TOPICS: What Bush should do next
George W Bush is in the perfect spot to set an example for all our ex-presidents. Come Jan. 20, he’ll be an ex-chief executive of the United States. That’s a nice addition to the CV, but where do you go from there? Especially if your job performance has been sub-par recently. Well, if he’s looking for a role model to help him restore his image after he leaves office, he should look beyond Bill Clinton and Jimmy Carter. President Bush should crack open a history book and study the case of John Quincy Adams.
Like Bush, Adams was born with an unquestioned sense of family entitlement. His father, John
Adams, helped draft the Declaration of Independence and served with Thomas Jefferson and George Washington in the First Continental Congress. The elder Adams was also posted to Europe as a special envoy of the Revolutionary American government and went on to become the second president of the United States in 1797. Also like Bush, due to his father’s extraordinary career, John Quincy Adams divided much of his youth between cities. And in 1824 he was elected as the sixth US president.
So where’s the lesson for our latter-day Bush in this? Well, what distinguishes John Quincy Adams from every other US president is the job he pursued after leaving the White House. Instead of launching himself on the 19th-century equivalent of the elder statesmen schmooze circuit, Adams sought election to the House of Representatives. After losing his bid for presidential reelection in 1828, Adams chose, by running for Congress, to effectively demote himself. Despite this downgrading of his job description, Adams was delighted. “No election or appointment conferred upon me ever gave me so much pleasure,” he wrote in his diary. In his 17 years in the House, Adams cried out against the Mexican War, battled the infamous Gag Rule, which prevented any discussion of petitions against slavery, and championed the establishment of the Smithsonian Institution.

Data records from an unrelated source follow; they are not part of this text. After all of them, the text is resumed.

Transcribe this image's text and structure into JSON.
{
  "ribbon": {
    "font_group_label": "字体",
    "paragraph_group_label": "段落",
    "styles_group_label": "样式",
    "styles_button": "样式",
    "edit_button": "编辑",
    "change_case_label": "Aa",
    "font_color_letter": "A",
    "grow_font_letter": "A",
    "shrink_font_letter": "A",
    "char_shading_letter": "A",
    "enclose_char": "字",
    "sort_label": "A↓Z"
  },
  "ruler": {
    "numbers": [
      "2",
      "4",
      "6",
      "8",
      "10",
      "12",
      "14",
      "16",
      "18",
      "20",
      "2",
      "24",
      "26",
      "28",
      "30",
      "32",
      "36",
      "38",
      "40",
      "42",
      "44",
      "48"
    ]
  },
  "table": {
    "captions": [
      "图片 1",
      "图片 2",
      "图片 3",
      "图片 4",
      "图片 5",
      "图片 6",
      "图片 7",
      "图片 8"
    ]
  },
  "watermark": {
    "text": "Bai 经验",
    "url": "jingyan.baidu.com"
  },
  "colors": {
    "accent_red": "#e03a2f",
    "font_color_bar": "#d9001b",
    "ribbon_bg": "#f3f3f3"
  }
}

Bush should do the same. That is, he should return to Texas and run for Congress. Surely, he’d get elected. But Bush should also make it conditional, as Adams did when he ran for Congress in 1831. Adams allowed his name to be put forward on two conditions that present-day candidates would probably find hard to contemplate: That he would never solicit the votes of his constituents and that he would speak his mind at all times.
This should come pretty easily to Bush. Okay, so he’s not a natural orator, able to deliver memorable phrases off the cuff. But he has shown that he’s well able to do the vision thing, and with a few smart Congressional aides on his team he can continue that tradition in the House. These days, the wisdom of the Founding Fathers can sometimes get lost in the hubbub of party politics. John Quincy Adams rose above the din when he brought his experience to the HoR nearly 180 years ago. Maybe it’s time for George Bush to follow in his
footsteps and give Congress a shot as well.